··· Dataset records ···

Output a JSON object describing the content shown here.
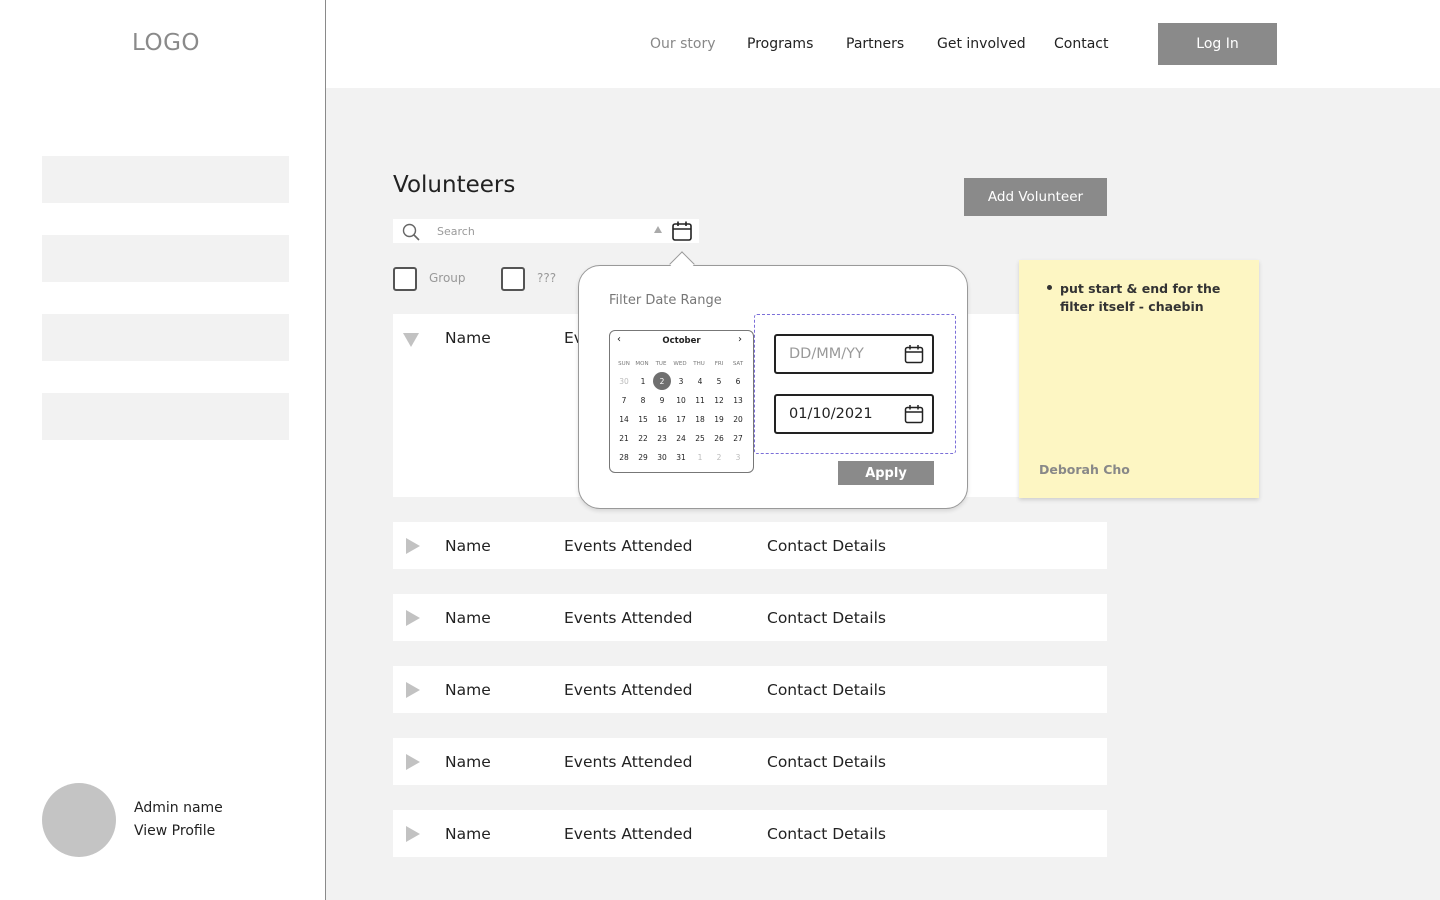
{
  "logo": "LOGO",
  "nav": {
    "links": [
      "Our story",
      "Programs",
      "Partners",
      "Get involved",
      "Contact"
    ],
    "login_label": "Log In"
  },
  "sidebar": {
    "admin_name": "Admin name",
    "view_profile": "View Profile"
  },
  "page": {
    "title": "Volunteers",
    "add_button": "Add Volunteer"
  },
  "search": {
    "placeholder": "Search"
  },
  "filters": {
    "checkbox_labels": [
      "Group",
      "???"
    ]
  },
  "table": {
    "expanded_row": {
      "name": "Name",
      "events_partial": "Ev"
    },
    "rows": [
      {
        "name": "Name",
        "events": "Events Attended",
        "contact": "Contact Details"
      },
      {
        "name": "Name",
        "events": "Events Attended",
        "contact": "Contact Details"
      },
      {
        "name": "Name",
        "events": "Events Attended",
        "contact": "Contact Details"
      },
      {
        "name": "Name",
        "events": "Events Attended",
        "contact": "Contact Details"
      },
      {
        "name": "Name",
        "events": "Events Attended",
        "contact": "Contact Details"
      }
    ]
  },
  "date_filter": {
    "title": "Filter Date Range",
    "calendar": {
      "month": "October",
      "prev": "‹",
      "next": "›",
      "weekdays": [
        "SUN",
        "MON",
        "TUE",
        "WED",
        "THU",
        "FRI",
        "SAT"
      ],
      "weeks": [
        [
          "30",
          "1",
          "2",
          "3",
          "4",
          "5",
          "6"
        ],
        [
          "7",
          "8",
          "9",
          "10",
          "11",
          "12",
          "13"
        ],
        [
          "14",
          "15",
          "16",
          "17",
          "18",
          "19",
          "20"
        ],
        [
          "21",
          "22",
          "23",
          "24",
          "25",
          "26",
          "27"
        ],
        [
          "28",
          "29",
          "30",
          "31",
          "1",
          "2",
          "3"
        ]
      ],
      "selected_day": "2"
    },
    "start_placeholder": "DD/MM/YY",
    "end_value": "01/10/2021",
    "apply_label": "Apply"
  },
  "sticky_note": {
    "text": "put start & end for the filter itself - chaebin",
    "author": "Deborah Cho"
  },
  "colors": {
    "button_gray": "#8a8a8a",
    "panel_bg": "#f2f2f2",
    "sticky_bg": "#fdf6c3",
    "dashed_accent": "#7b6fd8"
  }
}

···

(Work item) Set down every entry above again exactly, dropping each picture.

(Written response)
Output a JSON object describing the content shown here.
{
  "logo": "LOGO",
  "nav": {
    "links": [
      "Our story",
      "Programs",
      "Partners",
      "Get involved",
      "Contact"
    ],
    "login_label": "Log In"
  },
  "sidebar": {
    "admin_name": "Admin name",
    "view_profile": "View Profile"
  },
  "page": {
    "title": "Volunteers",
    "add_button": "Add Volunteer"
  },
  "search": {
    "placeholder": "Search"
  },
  "filters": {
    "checkbox_labels": [
      "Group",
      "???"
    ]
  },
  "table": {
    "expanded_row": {
      "name": "Name",
      "events_partial": "Ev"
    },
    "rows": [
      {
        "name": "Name",
        "events": "Events Attended",
        "contact": "Contact Details"
      },
      {
        "name": "Name",
        "events": "Events Attended",
        "contact": "Contact Details"
      },
      {
        "name": "Name",
        "events": "Events Attended",
        "contact": "Contact Details"
      },
      {
        "name": "Name",
        "events": "Events Attended",
        "contact": "Contact Details"
      },
      {
        "name": "Name",
        "events": "Events Attended",
        "contact": "Contact Details"
      }
    ]
  },
  "date_filter": {
    "title": "Filter Date Range",
    "calendar": {
      "month": "October",
      "prev": "‹",
      "next": "›",
      "weekdays": [
        "SUN",
        "MON",
        "TUE",
        "WED",
        "THU",
        "FRI",
        "SAT"
      ],
      "weeks": [
        [
          "30",
          "1",
          "2",
          "3",
          "4",
          "5",
          "6"
        ],
        [
          "7",
          "8",
          "9",
          "10",
          "11",
          "12",
          "13"
        ],
        [
          "14",
          "15",
          "16",
          "17",
          "18",
          "19",
          "20"
        ],
        [
          "21",
          "22",
          "23",
          "24",
          "25",
          "26",
          "27"
        ],
        [
          "28",
          "29",
          "30",
          "31",
          "1",
          "2",
          "3"
        ]
      ],
      "selected_day": "2"
    },
    "start_placeholder": "DD/MM/YY",
    "end_value": "01/10/2021",
    "apply_label": "Apply"
  },
  "sticky_note": {
    "text": "put start & end for the filter itself - chaebin",
    "author": "Deborah Cho"
  },
  "colors": {
    "button_gray": "#8a8a8a",
    "panel_bg": "#f2f2f2",
    "sticky_bg": "#fdf6c3",
    "dashed_accent": "#7b6fd8"
  }
}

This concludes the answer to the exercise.